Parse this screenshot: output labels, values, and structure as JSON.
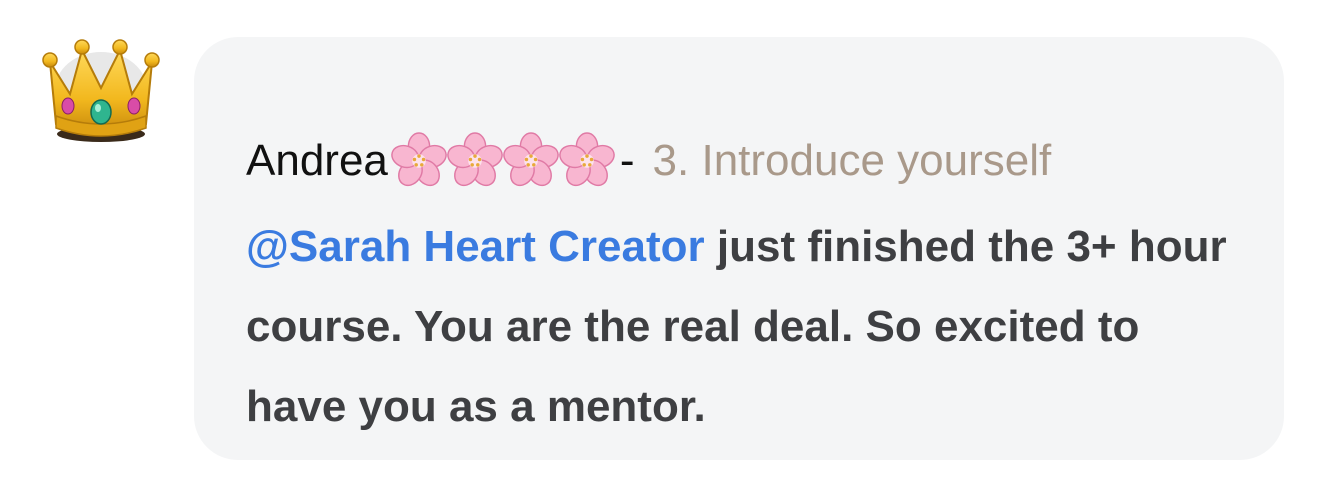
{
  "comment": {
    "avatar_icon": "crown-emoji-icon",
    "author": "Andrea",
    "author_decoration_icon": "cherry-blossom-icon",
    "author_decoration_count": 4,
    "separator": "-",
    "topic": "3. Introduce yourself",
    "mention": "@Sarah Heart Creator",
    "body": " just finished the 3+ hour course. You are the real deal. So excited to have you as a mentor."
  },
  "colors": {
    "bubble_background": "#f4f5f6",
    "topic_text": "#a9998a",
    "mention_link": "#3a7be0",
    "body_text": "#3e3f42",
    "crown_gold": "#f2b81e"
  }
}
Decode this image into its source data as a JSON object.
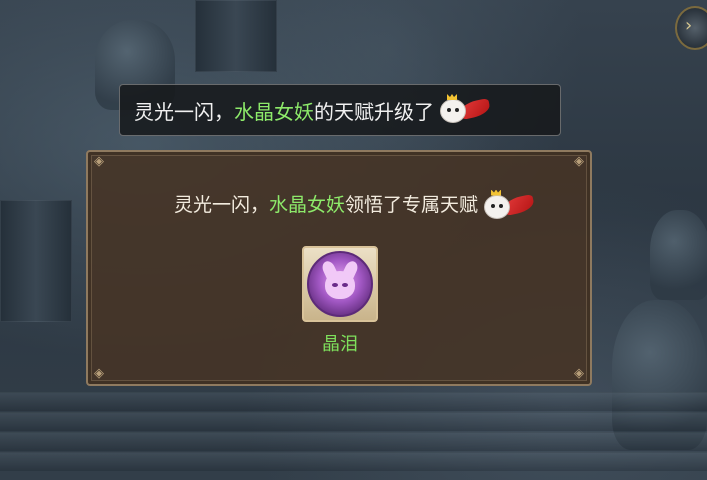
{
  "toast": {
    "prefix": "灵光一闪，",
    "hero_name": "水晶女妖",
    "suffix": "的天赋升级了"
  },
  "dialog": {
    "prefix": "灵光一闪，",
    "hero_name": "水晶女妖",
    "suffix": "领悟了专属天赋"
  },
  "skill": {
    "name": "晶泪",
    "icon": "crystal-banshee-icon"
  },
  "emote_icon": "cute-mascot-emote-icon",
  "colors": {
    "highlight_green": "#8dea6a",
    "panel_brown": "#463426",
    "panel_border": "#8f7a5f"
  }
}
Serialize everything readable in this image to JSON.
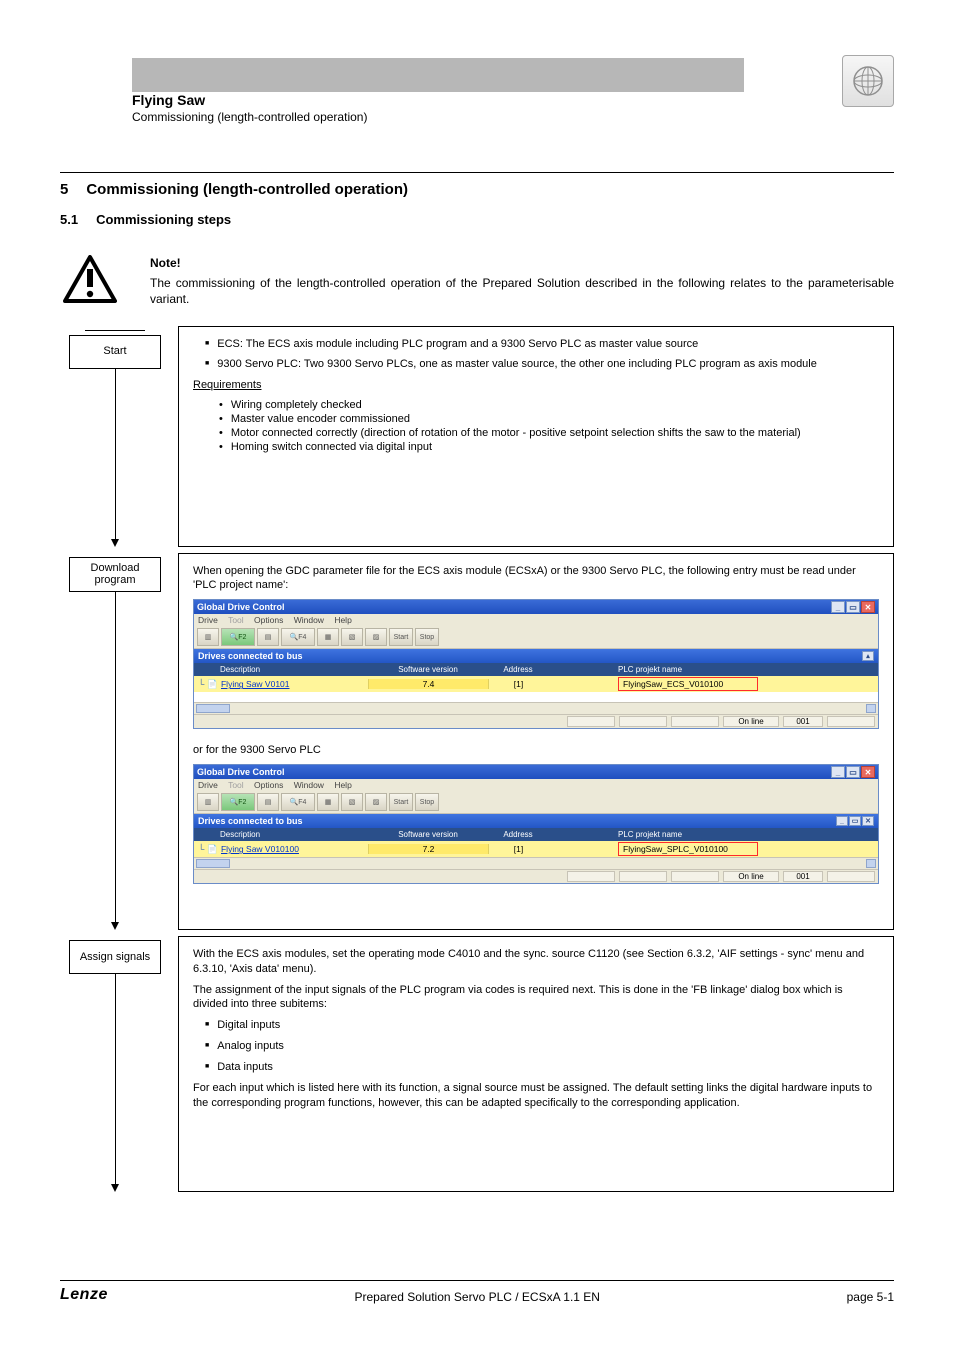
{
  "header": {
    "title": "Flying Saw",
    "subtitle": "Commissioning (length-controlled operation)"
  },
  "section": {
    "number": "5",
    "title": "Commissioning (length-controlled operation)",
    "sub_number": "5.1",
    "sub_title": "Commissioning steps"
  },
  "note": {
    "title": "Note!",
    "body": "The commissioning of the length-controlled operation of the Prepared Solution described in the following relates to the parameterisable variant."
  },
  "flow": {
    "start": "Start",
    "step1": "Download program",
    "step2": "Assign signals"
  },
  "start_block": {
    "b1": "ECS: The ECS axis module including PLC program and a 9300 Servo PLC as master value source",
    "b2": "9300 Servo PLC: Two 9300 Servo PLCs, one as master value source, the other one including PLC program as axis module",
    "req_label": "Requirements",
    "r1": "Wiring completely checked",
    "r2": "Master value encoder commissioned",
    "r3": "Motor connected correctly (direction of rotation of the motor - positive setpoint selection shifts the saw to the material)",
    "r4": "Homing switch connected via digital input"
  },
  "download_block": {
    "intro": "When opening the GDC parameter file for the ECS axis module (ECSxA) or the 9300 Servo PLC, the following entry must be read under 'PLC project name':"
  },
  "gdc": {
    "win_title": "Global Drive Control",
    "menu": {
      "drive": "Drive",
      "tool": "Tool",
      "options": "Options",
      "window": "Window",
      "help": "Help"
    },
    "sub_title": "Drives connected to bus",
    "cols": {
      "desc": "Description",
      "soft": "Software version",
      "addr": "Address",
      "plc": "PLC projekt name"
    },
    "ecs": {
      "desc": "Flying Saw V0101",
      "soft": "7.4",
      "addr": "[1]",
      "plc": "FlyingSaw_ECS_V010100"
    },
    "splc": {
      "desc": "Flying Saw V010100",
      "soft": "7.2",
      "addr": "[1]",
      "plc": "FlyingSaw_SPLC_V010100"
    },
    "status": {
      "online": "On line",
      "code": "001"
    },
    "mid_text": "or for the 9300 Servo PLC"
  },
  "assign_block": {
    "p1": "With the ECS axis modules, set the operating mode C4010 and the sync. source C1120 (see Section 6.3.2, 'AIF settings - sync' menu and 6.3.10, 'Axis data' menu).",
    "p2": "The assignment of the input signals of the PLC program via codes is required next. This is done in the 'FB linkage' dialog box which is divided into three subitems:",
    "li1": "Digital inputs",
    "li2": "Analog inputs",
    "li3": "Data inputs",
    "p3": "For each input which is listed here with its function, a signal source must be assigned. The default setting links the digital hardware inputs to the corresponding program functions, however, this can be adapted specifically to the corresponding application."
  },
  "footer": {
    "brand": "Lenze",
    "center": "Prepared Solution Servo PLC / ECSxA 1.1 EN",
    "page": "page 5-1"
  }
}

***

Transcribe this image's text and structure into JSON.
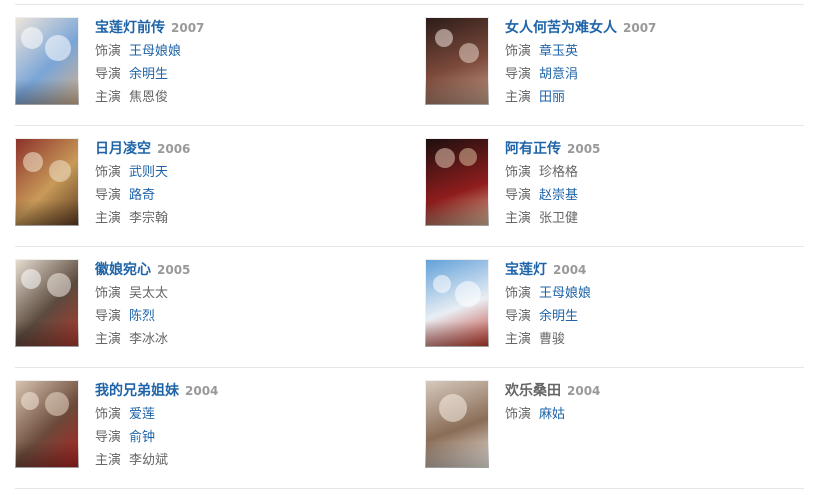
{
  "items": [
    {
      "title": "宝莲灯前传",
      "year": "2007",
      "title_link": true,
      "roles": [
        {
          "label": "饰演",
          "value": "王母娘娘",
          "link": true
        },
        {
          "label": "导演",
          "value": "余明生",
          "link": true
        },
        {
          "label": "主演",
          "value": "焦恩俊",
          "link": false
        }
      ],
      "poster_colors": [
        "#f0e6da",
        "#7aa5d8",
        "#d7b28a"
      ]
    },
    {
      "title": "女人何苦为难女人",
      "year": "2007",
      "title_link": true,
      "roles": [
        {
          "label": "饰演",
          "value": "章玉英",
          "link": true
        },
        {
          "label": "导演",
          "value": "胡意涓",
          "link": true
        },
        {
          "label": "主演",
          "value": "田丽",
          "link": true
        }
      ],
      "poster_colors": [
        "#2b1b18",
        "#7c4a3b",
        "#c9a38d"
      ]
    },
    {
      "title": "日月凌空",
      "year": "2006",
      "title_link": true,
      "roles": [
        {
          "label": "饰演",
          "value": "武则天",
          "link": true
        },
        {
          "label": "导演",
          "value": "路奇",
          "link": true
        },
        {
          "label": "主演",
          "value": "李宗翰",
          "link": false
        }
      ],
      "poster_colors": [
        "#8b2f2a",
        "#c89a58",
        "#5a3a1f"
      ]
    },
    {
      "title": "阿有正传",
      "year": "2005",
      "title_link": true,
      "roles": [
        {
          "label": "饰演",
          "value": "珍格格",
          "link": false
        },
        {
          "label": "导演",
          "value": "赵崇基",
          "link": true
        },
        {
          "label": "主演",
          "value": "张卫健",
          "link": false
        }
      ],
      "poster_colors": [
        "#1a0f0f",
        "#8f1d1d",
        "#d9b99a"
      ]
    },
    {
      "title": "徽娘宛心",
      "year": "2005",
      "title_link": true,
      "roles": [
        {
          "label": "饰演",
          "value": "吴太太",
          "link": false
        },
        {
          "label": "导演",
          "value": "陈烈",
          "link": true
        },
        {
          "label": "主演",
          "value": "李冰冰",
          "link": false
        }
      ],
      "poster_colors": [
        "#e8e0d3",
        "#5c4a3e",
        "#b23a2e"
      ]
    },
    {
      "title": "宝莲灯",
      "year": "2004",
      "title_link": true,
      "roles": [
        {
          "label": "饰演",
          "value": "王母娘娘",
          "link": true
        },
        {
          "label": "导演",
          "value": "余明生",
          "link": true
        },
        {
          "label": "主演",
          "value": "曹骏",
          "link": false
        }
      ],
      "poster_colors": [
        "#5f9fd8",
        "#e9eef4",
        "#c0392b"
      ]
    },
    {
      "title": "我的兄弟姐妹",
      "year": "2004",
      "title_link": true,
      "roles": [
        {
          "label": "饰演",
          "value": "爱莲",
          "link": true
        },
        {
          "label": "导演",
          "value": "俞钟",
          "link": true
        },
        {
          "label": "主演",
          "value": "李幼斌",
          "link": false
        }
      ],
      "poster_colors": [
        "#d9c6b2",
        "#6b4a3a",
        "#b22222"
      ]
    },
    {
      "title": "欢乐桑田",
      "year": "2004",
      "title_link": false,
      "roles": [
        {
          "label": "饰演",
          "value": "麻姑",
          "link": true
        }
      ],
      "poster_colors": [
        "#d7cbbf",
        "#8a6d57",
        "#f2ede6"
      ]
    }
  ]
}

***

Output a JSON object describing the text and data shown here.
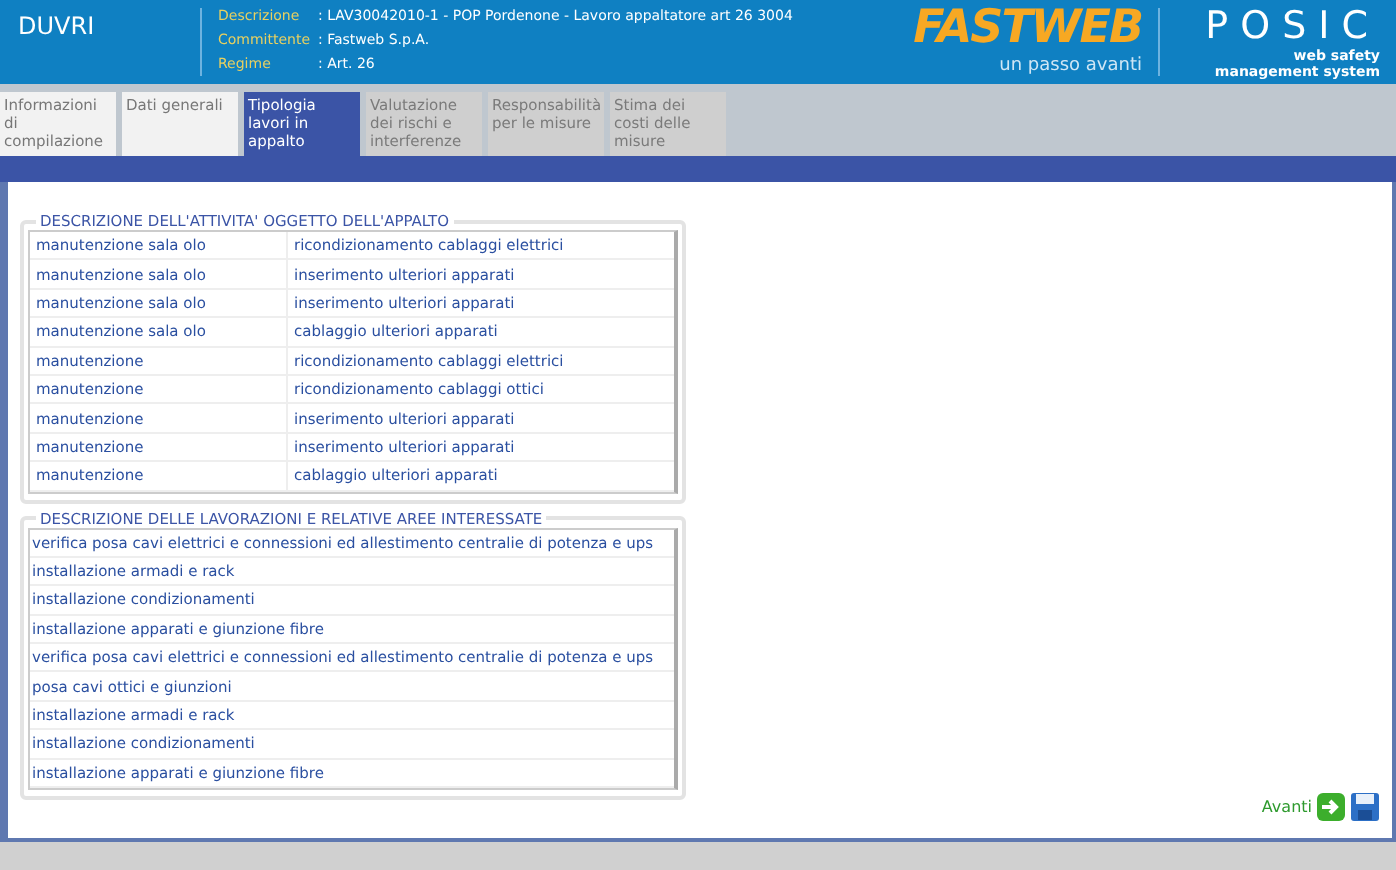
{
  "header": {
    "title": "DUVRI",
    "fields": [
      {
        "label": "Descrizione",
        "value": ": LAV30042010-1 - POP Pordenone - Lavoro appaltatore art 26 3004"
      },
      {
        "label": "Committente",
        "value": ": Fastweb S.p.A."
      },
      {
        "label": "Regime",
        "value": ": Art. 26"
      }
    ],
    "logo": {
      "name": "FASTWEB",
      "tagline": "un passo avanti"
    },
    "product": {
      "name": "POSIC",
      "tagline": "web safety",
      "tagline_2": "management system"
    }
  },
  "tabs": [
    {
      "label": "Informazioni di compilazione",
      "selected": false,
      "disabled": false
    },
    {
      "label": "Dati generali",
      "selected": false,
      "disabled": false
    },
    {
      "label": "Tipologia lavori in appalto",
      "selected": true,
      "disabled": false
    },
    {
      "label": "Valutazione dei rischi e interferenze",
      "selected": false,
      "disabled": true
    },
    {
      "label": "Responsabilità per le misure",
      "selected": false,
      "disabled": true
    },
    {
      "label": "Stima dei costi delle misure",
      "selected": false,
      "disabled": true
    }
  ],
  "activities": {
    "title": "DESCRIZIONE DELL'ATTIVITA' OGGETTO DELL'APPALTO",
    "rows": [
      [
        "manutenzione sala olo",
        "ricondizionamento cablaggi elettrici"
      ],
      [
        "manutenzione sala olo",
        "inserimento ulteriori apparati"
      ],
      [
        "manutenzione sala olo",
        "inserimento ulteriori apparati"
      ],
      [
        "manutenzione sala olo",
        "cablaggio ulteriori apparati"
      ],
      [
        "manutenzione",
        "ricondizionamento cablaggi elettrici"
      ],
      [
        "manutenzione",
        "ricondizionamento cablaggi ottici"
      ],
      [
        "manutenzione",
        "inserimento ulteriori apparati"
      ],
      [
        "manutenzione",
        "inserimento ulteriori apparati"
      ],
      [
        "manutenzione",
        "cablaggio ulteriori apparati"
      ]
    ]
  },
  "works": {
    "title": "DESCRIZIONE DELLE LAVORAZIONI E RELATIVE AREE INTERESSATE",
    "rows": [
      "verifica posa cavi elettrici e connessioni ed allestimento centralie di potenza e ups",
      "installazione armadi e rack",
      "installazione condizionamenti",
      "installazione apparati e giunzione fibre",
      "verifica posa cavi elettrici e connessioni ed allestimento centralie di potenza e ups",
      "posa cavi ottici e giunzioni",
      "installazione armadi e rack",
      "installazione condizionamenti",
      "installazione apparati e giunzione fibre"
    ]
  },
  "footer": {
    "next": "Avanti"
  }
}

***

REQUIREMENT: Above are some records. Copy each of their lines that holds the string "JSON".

YOUR RESPONSE:
Parse this screenshot: output labels, values, and structure as JSON.
Decode this image into its source data as a JSON object.
Serialize everything readable in this image to JSON.
Transcribe this image's text and structure into JSON.
Output a JSON object describing the text and data shown here.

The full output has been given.